Apply the balm of grace. Christian workers often feel guilty and weak. They show up in church with the baggage of work-a-day sins slung over their shoulders—gossip perhaps, or complaining or loafing. They probably know that "Jesus forgives their sins," but still think he is pretty well fed up with their failures nonetheless. Our sermons ought to have a biblical measure of "thou shalt" and "shalt not" to be sure, but our stock-in-trade—our work product as preachers—is the grace of God in Christ. We come to them as God's own consultants for the heart, always speaking in the dialect and accents of the Cross. God forgives you. God loves you. Go in peace!
Apply the balm of God's aid. Some jobs are very hard. How often do you hear your people talk about the pressure at work? Doing the work of two or three people? Deadlines that soak up nights and weekends like a sponge? I'm not sure our people always realize how skilled the Lord is at what they do. Part of his gracious provision to them is help. We find God's help when writing a sermon, and they can have his extraordinary help to write a good business plan, to cope with cranky clients, to untangle software problems, or to deal with demanding or demeaning co-workers. Jesus is good at business! And he gladly offers his help to his people.

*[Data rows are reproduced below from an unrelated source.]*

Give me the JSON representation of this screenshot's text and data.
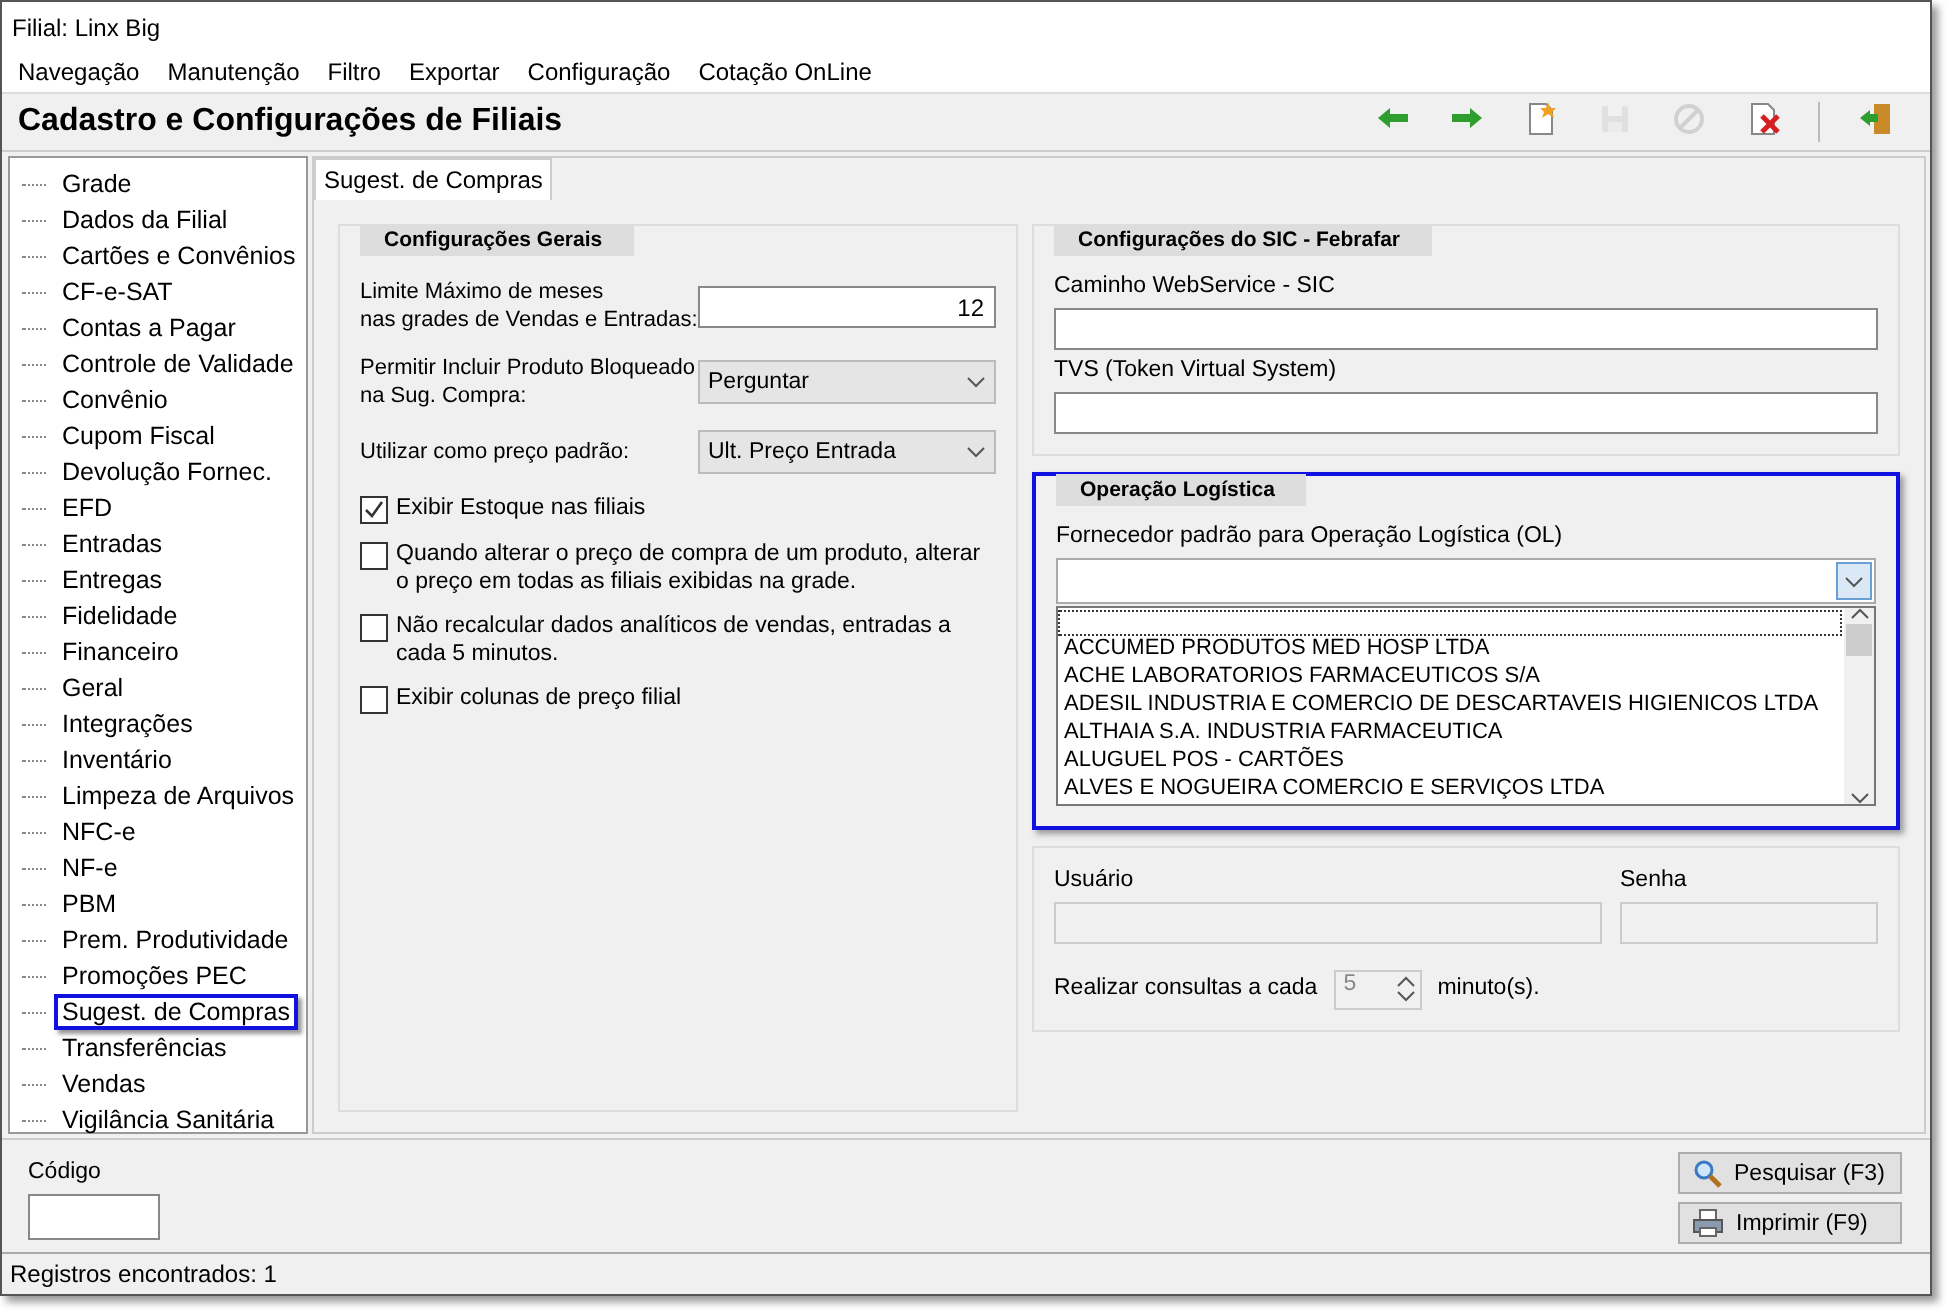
{
  "window": {
    "title": "Filial: Linx Big"
  },
  "menu": [
    "Navegação",
    "Manutenção",
    "Filtro",
    "Exportar",
    "Configuração",
    "Cotação OnLine"
  ],
  "header": {
    "title": "Cadastro e Configurações de Filiais"
  },
  "toolbar": [
    {
      "kind": "back",
      "disabled": false
    },
    {
      "kind": "forward",
      "disabled": false
    },
    {
      "kind": "new",
      "disabled": false
    },
    {
      "kind": "save",
      "disabled": true
    },
    {
      "kind": "cancel",
      "disabled": true
    },
    {
      "kind": "delete",
      "disabled": false
    },
    {
      "kind": "exit",
      "disabled": false
    }
  ],
  "sidebar": {
    "items": [
      {
        "label": "Grade",
        "selected": false
      },
      {
        "label": "Dados da Filial",
        "selected": false
      },
      {
        "label": "Cartões e Convênios",
        "selected": false
      },
      {
        "label": "CF-e-SAT",
        "selected": false
      },
      {
        "label": "Contas a Pagar",
        "selected": false
      },
      {
        "label": "Controle de Validade",
        "selected": false
      },
      {
        "label": "Convênio",
        "selected": false
      },
      {
        "label": "Cupom Fiscal",
        "selected": false
      },
      {
        "label": "Devolução Fornec.",
        "selected": false
      },
      {
        "label": "EFD",
        "selected": false
      },
      {
        "label": "Entradas",
        "selected": false
      },
      {
        "label": "Entregas",
        "selected": false
      },
      {
        "label": "Fidelidade",
        "selected": false
      },
      {
        "label": "Financeiro",
        "selected": false
      },
      {
        "label": "Geral",
        "selected": false
      },
      {
        "label": "Integrações",
        "selected": false
      },
      {
        "label": "Inventário",
        "selected": false
      },
      {
        "label": "Limpeza de Arquivos",
        "selected": false
      },
      {
        "label": "NFC-e",
        "selected": false
      },
      {
        "label": "NF-e",
        "selected": false
      },
      {
        "label": "PBM",
        "selected": false
      },
      {
        "label": "Prem. Produtividade",
        "selected": false
      },
      {
        "label": "Promoções PEC",
        "selected": false
      },
      {
        "label": "Sugest. de Compras",
        "selected": true
      },
      {
        "label": "Transferências",
        "selected": false
      },
      {
        "label": "Vendas",
        "selected": false
      },
      {
        "label": "Vigilância Sanitária",
        "selected": false
      }
    ]
  },
  "tabs": [
    {
      "label": "Sugest. de Compras",
      "selected": true
    }
  ],
  "general": {
    "title": "Configurações Gerais",
    "limit": {
      "label": "Limite Máximo de meses\nnas grades de Vendas e Entradas:",
      "value": "12"
    },
    "blocked": {
      "label": "Permitir Incluir Produto Bloqueado\nna Sug. Compra:",
      "value": "Perguntar"
    },
    "price": {
      "label": "Utilizar como preço padrão:",
      "value": "Ult. Preço Entrada"
    },
    "checks": [
      {
        "label": "Exibir Estoque nas filiais",
        "checked": true
      },
      {
        "label": "Quando alterar o preço de compra de um produto, alterar o preço em todas as filiais exibidas na grade.",
        "checked": false
      },
      {
        "label": "Não recalcular dados analíticos de vendas, entradas a cada 5 minutos.",
        "checked": false
      },
      {
        "label": "Exibir colunas de preço filial",
        "checked": false
      }
    ]
  },
  "sic": {
    "title": "Configurações do SIC - Febrafar",
    "fields": [
      {
        "label": "Caminho WebService - SIC"
      },
      {
        "label": "TVS (Token Virtual System)"
      }
    ]
  },
  "logistics": {
    "title": "Operação Logística",
    "highlighted": true,
    "label": "Fornecedor padrão para Operação Logística (OL)",
    "expanded": true,
    "options": [
      "ACCUMED PRODUTOS MED HOSP LTDA",
      "ACHE LABORATORIOS FARMACEUTICOS S/A",
      "ADESIL INDUSTRIA E COMERCIO DE DESCARTAVEIS HIGIENICOS LTDA",
      "ALTHAIA S.A. INDUSTRIA FARMACEUTICA",
      "ALUGUEL POS - CARTÕES",
      "ALVES E NOGUEIRA COMERCIO E SERVIÇOS LTDA"
    ]
  },
  "credentials": {
    "user": {
      "label": "Usuário",
      "disabled": true
    },
    "password": {
      "label": "Senha",
      "disabled": true
    },
    "interval": {
      "label": "Realizar consultas a cada",
      "value": "5",
      "unit": "minuto(s).",
      "disabled": true
    }
  },
  "footer": {
    "code_label": "Código",
    "buttons": [
      {
        "kind": "search",
        "label": "Pesquisar (F3)"
      },
      {
        "kind": "print",
        "label": "Imprimir (F9)"
      }
    ]
  },
  "status_bar": "Registros encontrados: 1"
}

Apply the balm of the beautiful. Old Testament priests only served in the Temple occasionally. Otherwise, I suppose, they tended farms, fixed furniture. But when their turn in the Temple came, they left their work clothes behind, bathed, and donned white linen. Then they walked into the sacred environs of the Holy One.

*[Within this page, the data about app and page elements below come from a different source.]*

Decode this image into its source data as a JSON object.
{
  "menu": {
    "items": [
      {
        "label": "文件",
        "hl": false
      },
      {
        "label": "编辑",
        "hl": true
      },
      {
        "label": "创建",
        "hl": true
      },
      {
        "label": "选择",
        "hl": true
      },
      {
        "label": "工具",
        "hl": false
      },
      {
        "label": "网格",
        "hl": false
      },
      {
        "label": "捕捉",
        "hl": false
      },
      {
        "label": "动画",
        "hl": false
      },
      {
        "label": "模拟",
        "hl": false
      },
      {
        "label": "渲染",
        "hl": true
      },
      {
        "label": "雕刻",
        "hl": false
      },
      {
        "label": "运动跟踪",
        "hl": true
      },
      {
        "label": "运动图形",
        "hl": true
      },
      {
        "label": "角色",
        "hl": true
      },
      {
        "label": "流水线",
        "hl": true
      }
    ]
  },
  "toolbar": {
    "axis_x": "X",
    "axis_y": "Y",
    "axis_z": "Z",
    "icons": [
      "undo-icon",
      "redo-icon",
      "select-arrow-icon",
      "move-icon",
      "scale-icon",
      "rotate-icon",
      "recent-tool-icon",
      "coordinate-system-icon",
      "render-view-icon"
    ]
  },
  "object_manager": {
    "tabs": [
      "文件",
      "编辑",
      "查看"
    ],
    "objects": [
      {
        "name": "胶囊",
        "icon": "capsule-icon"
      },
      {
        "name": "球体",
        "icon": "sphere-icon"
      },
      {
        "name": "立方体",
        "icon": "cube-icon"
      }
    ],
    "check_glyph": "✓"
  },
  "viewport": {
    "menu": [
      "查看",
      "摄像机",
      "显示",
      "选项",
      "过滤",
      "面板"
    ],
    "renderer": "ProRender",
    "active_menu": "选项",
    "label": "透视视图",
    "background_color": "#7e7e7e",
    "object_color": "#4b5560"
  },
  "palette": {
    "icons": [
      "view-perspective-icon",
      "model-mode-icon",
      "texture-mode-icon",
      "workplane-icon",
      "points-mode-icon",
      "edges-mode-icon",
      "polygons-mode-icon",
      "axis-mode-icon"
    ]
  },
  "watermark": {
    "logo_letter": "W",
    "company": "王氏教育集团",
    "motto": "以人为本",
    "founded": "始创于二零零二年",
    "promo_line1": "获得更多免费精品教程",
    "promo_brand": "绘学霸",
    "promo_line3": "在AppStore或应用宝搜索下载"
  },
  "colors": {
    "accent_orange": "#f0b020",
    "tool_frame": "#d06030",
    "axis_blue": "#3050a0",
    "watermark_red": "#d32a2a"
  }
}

Worship and preaching ought to clothe the priesthood of believers in white linen and elevate them to holy privileges. Some sermons give our people work belts and armor for Christlike living in this dark world. But some sermons, and parts of sermons, need to dress them in white and put them to the holy work of awe and adoration. Some sermons ought to put God's golden vessels in their hands and the songs of Zion on their lips. Sermons on the glorious character of God, on the wonders of the Cross, on the hope of heaven clothe working stiffs in white and position them amidst the shewbread, lampstand, and incense of God. Such preaching is practical, indeed.
The therapy of the curse
I believe the curses of Genesis 3 were God's ingenious therapy for sin-stubborn hearts. The burdens God pronounced are graciously designed to force people to look toward the God they would otherwise ignore. The struggles that go with work are like that. Work itself is a gift of God, but the weeds and thistles turn it into "painful toil." So each week we remind God's beloved people how to keep their balance and their spiritual sanity where they work. We help them turn from their work to the Master.
A couple of years ago I read in the Chicago Tribune that the new head of the Chicago Sewer Department called a big rally for his 800 workers. On the wall behind the boss in the Plumbers Union Hall was a banner that read, "Bringing Sewers Above Ground." His pep talk sounded like Vince Lombardi: "Winning isn't a sometimes thing," he shouted. "It's an all-the-time thing!" And the sewer workers cheered like they were going to storm out onto Soldier Field.
On Sunday mornings, Christian workers gather for a rally, of sorts. But they need more for their souls than religious rah-rah and slogans. I sometimes look out on the Sunday-scrubbed saints and think about the dirty, difficult places my people must work every week. Some offices, of course, are filthier than sewers. Some schools are darker than underground tunnels. A lot of folks spend their week trying to keep the gunk off their hearts, trying to keep their souls from smelling like a cesspool. On Sunday mornings, our work as pastors is to help them remember how important their jobs are, for, after all, they work in the same world where Jesus worked. They work for him as surely as we do. And one day, we will be promoted to work without thorns and thistles, without sweat in our eyes and sin blistering our souls. Some day soon, we shall serve the Lord in plain sight of his throne!